While public attendance was far more stable than in Frankfurt, the decline in the manufacturer count bordered on catastrophic over recent years. Of the German brands, only VW was on hand in January 2019 and even its sibling Audi, Bentley and Lamborghini marques were among the many no-shows. In turn, what once was a three-day media extravaganza that, at its peak, saw 71 major new model debuts, ran little longer than the Paris preview, with barely a dozen significant introductions.
Detroit’s downfall underscores the variety of issues auto shows face. From a media preview perspective, NAIAS had to cope with the growing importance of CES, the big electronics show taking place in Las Vegas just days before.

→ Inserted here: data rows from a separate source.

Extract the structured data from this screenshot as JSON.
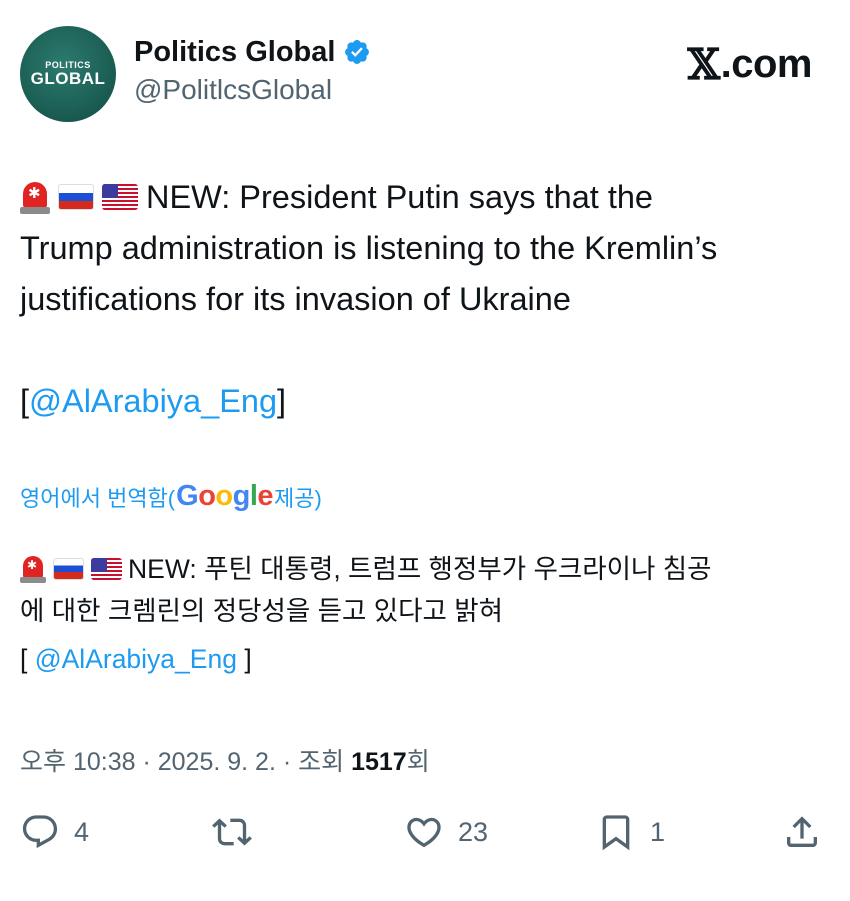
{
  "account": {
    "avatar_small": "POLITICS",
    "avatar_big": "GLOBAL",
    "display_name": "Politics Global",
    "handle": "@PolitlcsGlobal"
  },
  "site": {
    "x_glyph": "𝕏",
    "domain": ".com"
  },
  "tweet": {
    "emojis": [
      "rotating-light-icon",
      "russia-flag-icon",
      "usa-flag-icon"
    ],
    "line1": "NEW: President Putin says that the",
    "line2": "Trump administration is listening to the Kremlin’s",
    "line3": "justifications for its invasion of Ukraine",
    "source_open": "[",
    "source_link": "@AlArabiya_Eng",
    "source_close": "]"
  },
  "translation": {
    "prefix": "영어에서 번역함(",
    "google": [
      "G",
      "o",
      "o",
      "g",
      "l",
      "e"
    ],
    "suffix": " 제공)",
    "line1": "NEW: 푸틴 대통령, 트럼프 행정부가 우크라이나 침공",
    "line2": "에 대한 크렘린의 정당성을 듣고 있다고 밝혀",
    "source_open": "[ ",
    "source_link": "@AlArabiya_Eng",
    "source_close": " ]"
  },
  "meta": {
    "time": "오후 10:38",
    "sep1": " · ",
    "date": "2025. 9. 2.",
    "sep2": " · ",
    "views_label": "조회 ",
    "views_count": "1517",
    "views_suffix": "회"
  },
  "actions": {
    "replies": "4",
    "reposts": "",
    "likes": "23",
    "bookmarks": "1"
  },
  "colors": {
    "link": "#1d9bf0",
    "secondary_text": "#536471",
    "verified": "#1d9bf0",
    "avatar_bg": "#1c5f55"
  }
}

As cars increasingly become computers on wheels, many automakers shifted to CES to make news and get it more broadly covered.
Then there’s the basic issue of cost. Auto shows are wildly expensive to put on. Major shows typically charge a brand at least $1 million for a stand, and big displays have been known to top $5 million and up. A fancy news conference can add millions more. It’s become increasingly common for automakers to stage previews off-site to save money. And that’s encouraged them to debut products at standalone events.
Cadillac will debut the new Escalade in Los Angeles next week, a day before the media preview at the Chicago auto show. The Windy City once hosted the most significant media previews among North American auto shows. Today, it also struggles to fill a full day. The show has lost fewer automakers on the public-facing side, however, and still tends to draw over a million visitors, so it may be secure – for now.
The New York International Auto Show also tends to pack in consumers – and the city’s role as America’s media capital has traditionally ensured lots of product announcements. Yet, the Big Apple has had a big bite taken out of it, Audi, BMW and Mercedes-Benz already announcing they won’t show up for either the media or public events in April 2020. Others could follow.
Los Angeles has also seen its share of defections and organizers have to be worrying as they prepare for their own even next November.
Globally, only a handful of auto shows continue to show strength, most notably in China. That’s likely no surprise considering the country has become the world’s largest automotive market and a large share of motorists are first-time buyers likely to be dazzled by the glitz of an auto show. Meanwhile, the market is incredibly competitive. Foreign manufacturers, such as VW and GM, are struggling to hold off increasingly powerful local carmakers. And there are more and more of those each year ready to fill up space should someone pull out.
That said, the Chinese new car market, which had been growing at a strong double-digit rate for two decades, posted its first major downturn last year. Separately, a number of cities have put in place limits on car sales to cope with traffic congestion and air pollution. It’s too early to see if those factors could impact auto show turnout in places like Shanghai and Beijing.
Back in Germany, the VDA hopes to use some of the “creative ideas” it has been offered to revitalize the car show concept. In Motown, the Detroit Auto Dealers Association has already announced plenty of changes in store when NAIAS returns in June. That includes using outdoor space along the Detroit waterfront, as well as setting up opportunities for the public to drive some of the vehicles on display.
Some experts believe that in today’s digital world, more interactivity will be critical to saving the car show. Detroit could provide a signal of how such events might take shape. But with few of the brands that skipped out in 2019 set to come back, it’s far from certain the new approach will gain traction. And, as with the cancellation of the Frankfurt event, that would be bad news for auto shows everywhere.